→ **THE DATA**
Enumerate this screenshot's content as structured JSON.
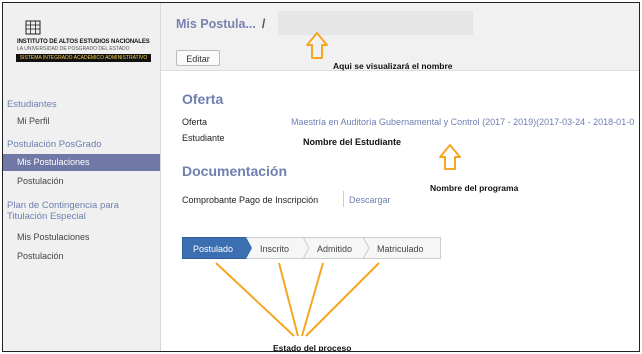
{
  "logo": {
    "title": "INSTITUTO DE ALTOS ESTUDIOS NACIONALES",
    "subtitle": "LA UNIVERSIDAD DE POSGRADO DEL ESTADO",
    "bar": "SISTEMA INTEGRADO ACADÉMICO ADMINISTRATIVO"
  },
  "sidebar": {
    "estudiantes": "Estudiantes",
    "mi_perfil": "Mi Perfil",
    "postulacion_posgrado": "Postulación PosGrado",
    "mis_postulaciones": "Mis Postulaciones",
    "postulacion": "Postulación",
    "plan": "Plan de Contingencia para Titulación Especial",
    "mis_postulaciones_2": "Mis Postulaciones",
    "postulacion_2": "Postulación"
  },
  "header": {
    "breadcrumb": "Mis Postula...",
    "separator": "/",
    "edit_label": "Editar"
  },
  "annotations": {
    "name_hint": "Aqui se visualizará el nombre",
    "student_hint": "Nombre del Estudiante",
    "program_hint": "Nombre del programa",
    "state_hint": "Estado del proceso"
  },
  "oferta": {
    "title": "Oferta",
    "oferta_label": "Oferta",
    "oferta_value": "Maestría en Auditoría Gubernamental y Control (2017 - 2019)(2017-03-24 - 2018-01-0",
    "estudiante_label": "Estudiante"
  },
  "documentacion": {
    "title": "Documentación",
    "pago_label": "Comprobante Pago de Inscripción",
    "descargar": "Descargar"
  },
  "steps": [
    "Postulado",
    "Inscrito",
    "Admitido",
    "Matriculado"
  ],
  "colors": {
    "accent": "#6e7fb0",
    "active_nav": "#7078a6",
    "active_step": "#3c6fb1",
    "annotation_arrow": "#f5a623"
  }
}
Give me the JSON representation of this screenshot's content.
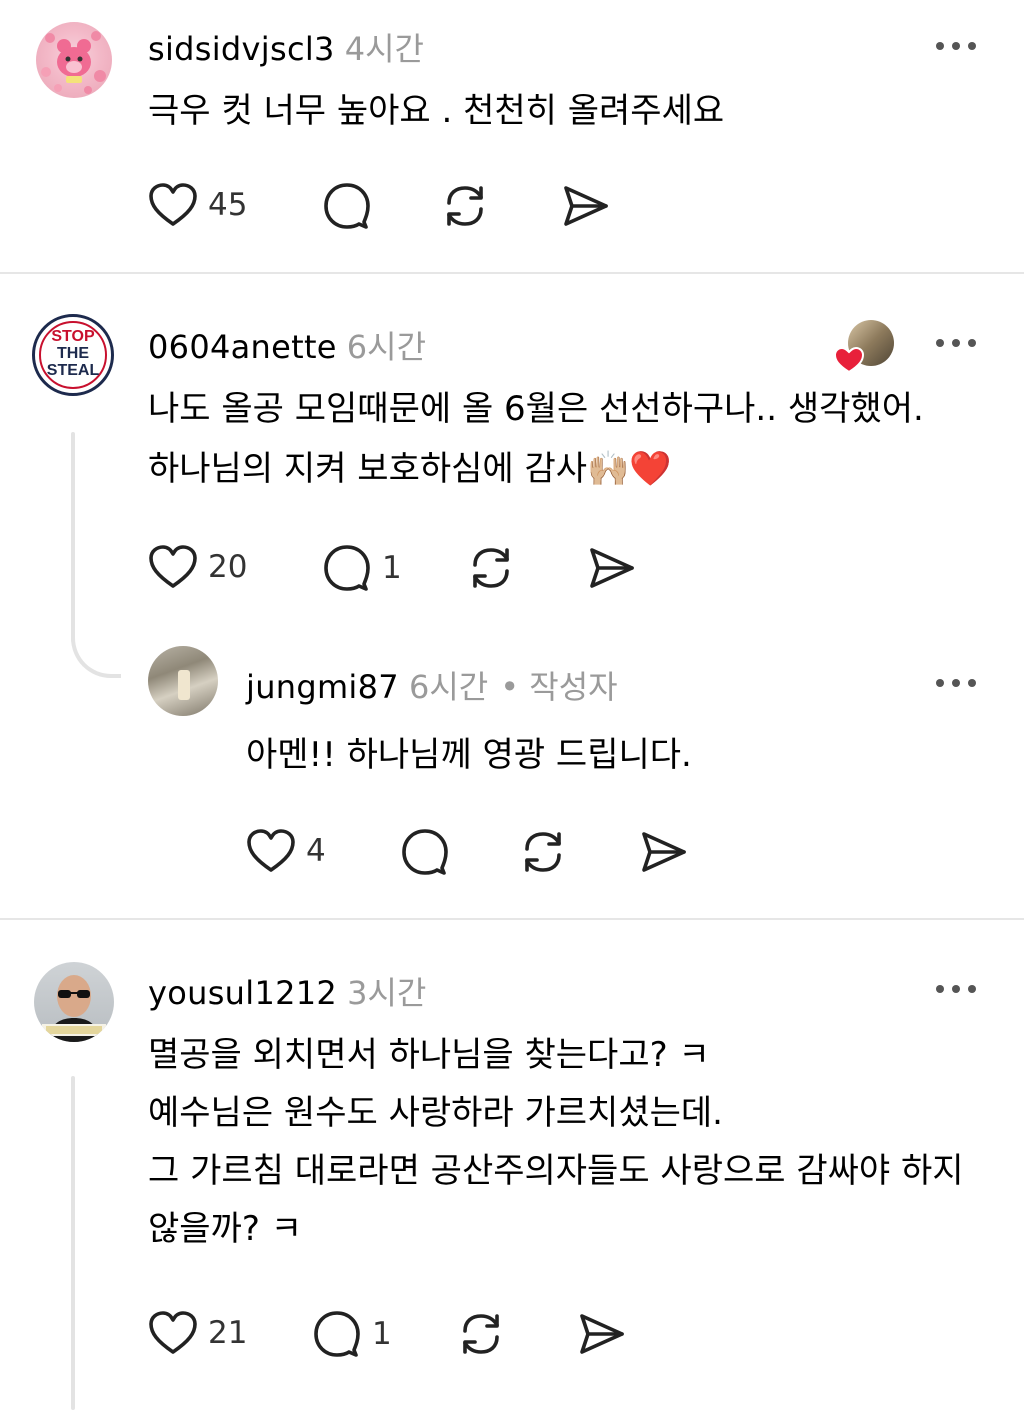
{
  "comments": [
    {
      "username": "sidsidvjscl3",
      "time": "4시간",
      "lines": [
        "극우 컷 너무 높아요 . 천천히 올려주세요"
      ],
      "likes": "45",
      "replies": ""
    },
    {
      "username": "0604anette",
      "time": "6시간",
      "lines": [
        "나도 올공 모임때문에 올 6월은 선선하구나.. 생각했어.",
        "하나님의 지켜 보호하심에 감사🙌🏼❤️"
      ],
      "likes": "20",
      "replies": "1",
      "avatar_text": [
        "STOP",
        "THE",
        "STEAL"
      ]
    },
    {
      "username": "jungmi87",
      "time": "6시간",
      "author_tag": "• 작성자",
      "lines": [
        "아멘!! 하나님께 영광 드립니다."
      ],
      "likes": "4",
      "replies": ""
    },
    {
      "username": "yousul1212",
      "time": "3시간",
      "lines": [
        "멸공을 외치면서 하나님을 찾는다고? ㅋ",
        "예수님은 원수도 사랑하라 가르치셨는데.",
        "그 가르침 대로라면 공산주의자들도 사랑으로 감싸야 하지",
        "않을까? ㅋ"
      ],
      "likes": "21",
      "replies": "1"
    }
  ],
  "icons": {
    "like": "heart-icon",
    "reply": "comment-bubble-icon",
    "repost": "repost-icon",
    "share": "send-icon",
    "more": "more-options-icon"
  },
  "colors": {
    "like_badge": "#e8203a",
    "muted_text": "#9a9a9a"
  }
}
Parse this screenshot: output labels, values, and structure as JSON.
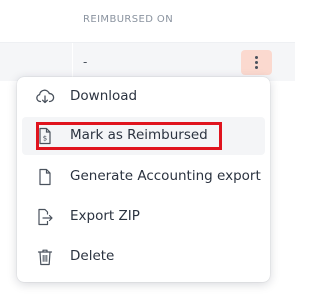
{
  "table": {
    "column_header": "REIMBURSED ON",
    "row_value": "-"
  },
  "row_actions": {
    "button_icon": "kebab-menu-icon",
    "button_color": "#fbd9cf"
  },
  "menu": {
    "items": [
      {
        "label": "Download",
        "icon": "cloud-download-icon"
      },
      {
        "label": "Mark as Reimbursed",
        "icon": "receipt-dollar-icon",
        "highlighted": true
      },
      {
        "label": "Generate Accounting export",
        "icon": "document-icon"
      },
      {
        "label": "Export ZIP",
        "icon": "file-export-icon"
      },
      {
        "label": "Delete",
        "icon": "trash-icon"
      }
    ]
  },
  "colors": {
    "highlight_outline": "#e0141e",
    "text": "#2b3340",
    "header_text": "#8a939f"
  }
}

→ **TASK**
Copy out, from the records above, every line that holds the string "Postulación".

→ **OUTPUT**
    "postulacion_posgrado": "Postulación PosGrado",
    "postulacion": "Postulación",
    "postulacion_2": "Postulación"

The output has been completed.